In his book Outliers: The Story of Success, Malcolm Gladwell repeatedly writes about the “10,000-Hour Rule”. Gladwell states that one of the key aspects to achieving world-class expertise in any skill, is, to a large extent, a matter of practicing the correct way, for a total of around 10,000 hours. His point is simply that natural ability requires a huge investment of time in order to be made manifest into greatness.
I found myself thinking about this when I spotted a kid at the Zwartkops Raceway who couldn’t have been a little over a meter tall.
I was in awe as I observed him in his little race suit with helmet in hand, while interacting with boys who looked a little older than him.
While waiting for their practice session around the track to begin, I noticed a gentleman manning the young man’s go-kart and automatically assumed it was his dad.
“How old is your boy?” I asked.
With a great sense of pride beaming through his smile he told me that Thapelo was five years old.
Amazed by this revelation, I could hardly take my eyes off the kid as his dad helped him put his helmet on and jump into his kart.
One could tell that he was a lot younger than his counterparts as his pedals had been modified to allow his tiny legs to reach them.
But it was not until I saw him zip around the kart track that I was completely blown away.
The boy is absolutely fearless, taking the corners like an experienced racing driver.
While chatting to his dad, he mentioned that he was worried he might have just introduced his son to the sport too early.
My immediate reaction was, “OH NO! I think you’ve done well by letting him start so early.”

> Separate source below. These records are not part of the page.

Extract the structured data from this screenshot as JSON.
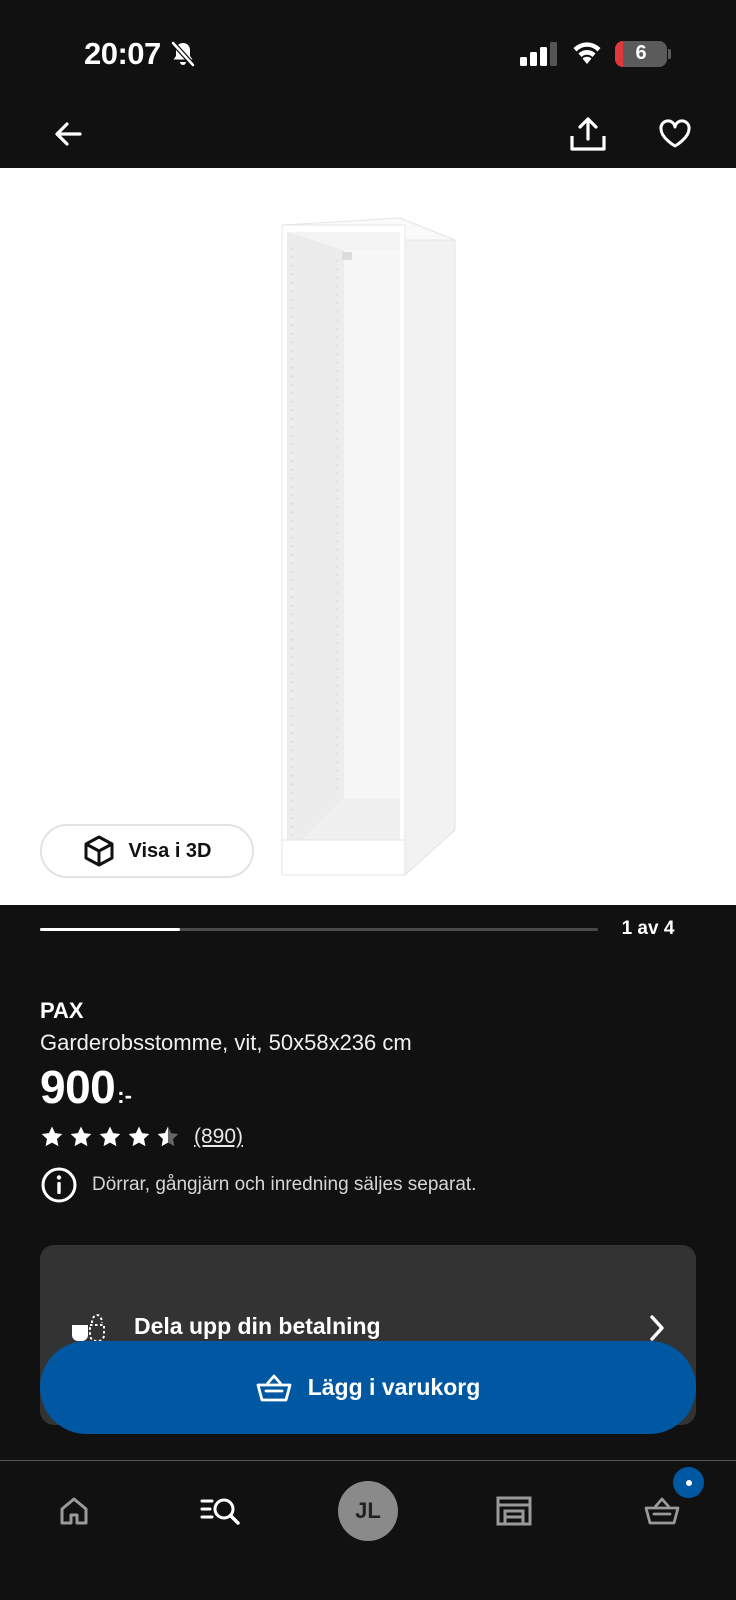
{
  "status_bar": {
    "time": "20:07",
    "battery_level": "6",
    "icons": [
      "bell-off-icon",
      "signal-icon",
      "wifi-icon",
      "battery-icon"
    ]
  },
  "top_nav": {
    "icons": [
      "back-arrow-icon",
      "share-icon",
      "heart-icon"
    ]
  },
  "gallery": {
    "view_3d_label": "Visa i 3D",
    "counter": "1 av 4",
    "progress": 0.25
  },
  "product": {
    "brand": "PAX",
    "description": "Garderobsstomme, vit, 50x58x236 cm",
    "price": "900",
    "price_suffix": ":-",
    "rating": 4.5,
    "review_count": "(890)",
    "info_text": "Dörrar, gångjärn och inredning säljes separat."
  },
  "payment": {
    "label": "Dela upp din betalning"
  },
  "cart_button": {
    "label": "Lägg i varukorg"
  },
  "bottom_nav": {
    "items": [
      "home-icon",
      "search-icon",
      "avatar",
      "store-icon",
      "basket-icon"
    ],
    "avatar_initials": "JL"
  },
  "colors": {
    "background": "#111111",
    "accent_blue": "#0058a3",
    "card_gray": "#333333",
    "battery_red": "#e0373d"
  }
}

In my head Thapelo was an outlier who’s clear talent just needs to be nurtured.
He reminded me of Lewis Hamilton’s colorful life journey to becoming a Formula 1 champion.
His father bought him his first go-kart at the age of six, but it was only two years later in 1993 that he began karting.

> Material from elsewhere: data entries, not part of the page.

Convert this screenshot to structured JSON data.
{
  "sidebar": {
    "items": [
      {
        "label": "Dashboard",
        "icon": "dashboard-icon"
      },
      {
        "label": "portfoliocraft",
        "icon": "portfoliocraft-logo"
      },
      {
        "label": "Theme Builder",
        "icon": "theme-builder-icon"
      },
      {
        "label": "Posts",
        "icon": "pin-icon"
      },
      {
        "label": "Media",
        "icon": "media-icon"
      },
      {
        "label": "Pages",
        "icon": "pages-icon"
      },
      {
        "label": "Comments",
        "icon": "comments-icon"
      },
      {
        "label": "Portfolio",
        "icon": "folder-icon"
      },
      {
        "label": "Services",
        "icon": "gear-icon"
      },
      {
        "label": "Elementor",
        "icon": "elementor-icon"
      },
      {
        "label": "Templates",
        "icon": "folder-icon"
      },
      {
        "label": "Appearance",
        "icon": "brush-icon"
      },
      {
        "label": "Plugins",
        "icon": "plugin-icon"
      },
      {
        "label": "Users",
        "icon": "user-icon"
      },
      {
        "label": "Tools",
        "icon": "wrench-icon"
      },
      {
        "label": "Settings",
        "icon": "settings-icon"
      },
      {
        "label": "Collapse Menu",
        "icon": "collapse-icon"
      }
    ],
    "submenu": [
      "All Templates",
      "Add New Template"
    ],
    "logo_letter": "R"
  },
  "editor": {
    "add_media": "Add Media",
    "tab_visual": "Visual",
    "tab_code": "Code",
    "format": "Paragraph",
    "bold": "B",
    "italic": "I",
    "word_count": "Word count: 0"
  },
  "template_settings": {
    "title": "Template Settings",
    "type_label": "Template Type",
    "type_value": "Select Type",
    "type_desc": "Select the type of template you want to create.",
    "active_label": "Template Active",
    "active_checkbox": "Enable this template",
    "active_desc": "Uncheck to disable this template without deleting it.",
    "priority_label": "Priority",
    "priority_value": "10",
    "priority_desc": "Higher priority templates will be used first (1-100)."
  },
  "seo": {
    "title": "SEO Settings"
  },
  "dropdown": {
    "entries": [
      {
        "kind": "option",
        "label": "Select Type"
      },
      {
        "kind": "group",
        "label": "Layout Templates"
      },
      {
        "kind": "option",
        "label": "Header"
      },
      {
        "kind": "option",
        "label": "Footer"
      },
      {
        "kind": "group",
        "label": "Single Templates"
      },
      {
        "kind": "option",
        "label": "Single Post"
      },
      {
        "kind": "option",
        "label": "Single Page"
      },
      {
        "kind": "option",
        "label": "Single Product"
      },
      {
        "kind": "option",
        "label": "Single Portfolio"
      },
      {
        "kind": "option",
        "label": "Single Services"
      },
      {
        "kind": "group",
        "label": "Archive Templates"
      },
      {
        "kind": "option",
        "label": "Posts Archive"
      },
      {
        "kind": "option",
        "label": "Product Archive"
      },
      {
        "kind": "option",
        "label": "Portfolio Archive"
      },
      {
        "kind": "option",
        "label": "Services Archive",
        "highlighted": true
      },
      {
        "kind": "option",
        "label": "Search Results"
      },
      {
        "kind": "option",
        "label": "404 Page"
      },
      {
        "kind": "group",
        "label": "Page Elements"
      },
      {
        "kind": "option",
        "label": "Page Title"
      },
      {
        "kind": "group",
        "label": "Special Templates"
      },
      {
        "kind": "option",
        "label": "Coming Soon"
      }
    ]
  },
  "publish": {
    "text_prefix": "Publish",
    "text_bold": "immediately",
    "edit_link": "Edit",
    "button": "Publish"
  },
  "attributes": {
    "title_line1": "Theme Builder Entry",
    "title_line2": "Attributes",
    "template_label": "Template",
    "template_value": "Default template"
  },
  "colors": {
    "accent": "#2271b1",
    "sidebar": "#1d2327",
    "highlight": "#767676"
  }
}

Look, I’m not saying Thapelo will turnout like Lewis, a lot of factors will ultimately determine whether he does or not.
But getting such an early start certainly won’t hurt his chances.
As a sport loving father of a four-year-old daughter, I often find myself battling with the temptation of pushing my little one too hard, too early.
It’s no secret that I have a passion for golf and almost by default my daughter has also taken a liking to the sport.
Lydia Ko is the youngest player, male or female, to be ranked No. 1 in professional golf. She was just 17 years 9 months and 8 days old when she achieved this feat.
She was only five when she first picked up a club, just a year older than what my daughter is.
Now I’m not saying Oarabile is going to surpass Ko as the youngest women to win a major championship, or the youngest person ever to win an LPGA Tour event.
There is certainly no harm in doing the best I can as her dad to try and help her get there.
BUT… I’ll only do that if a few years down the line she still harbours the same ambitions.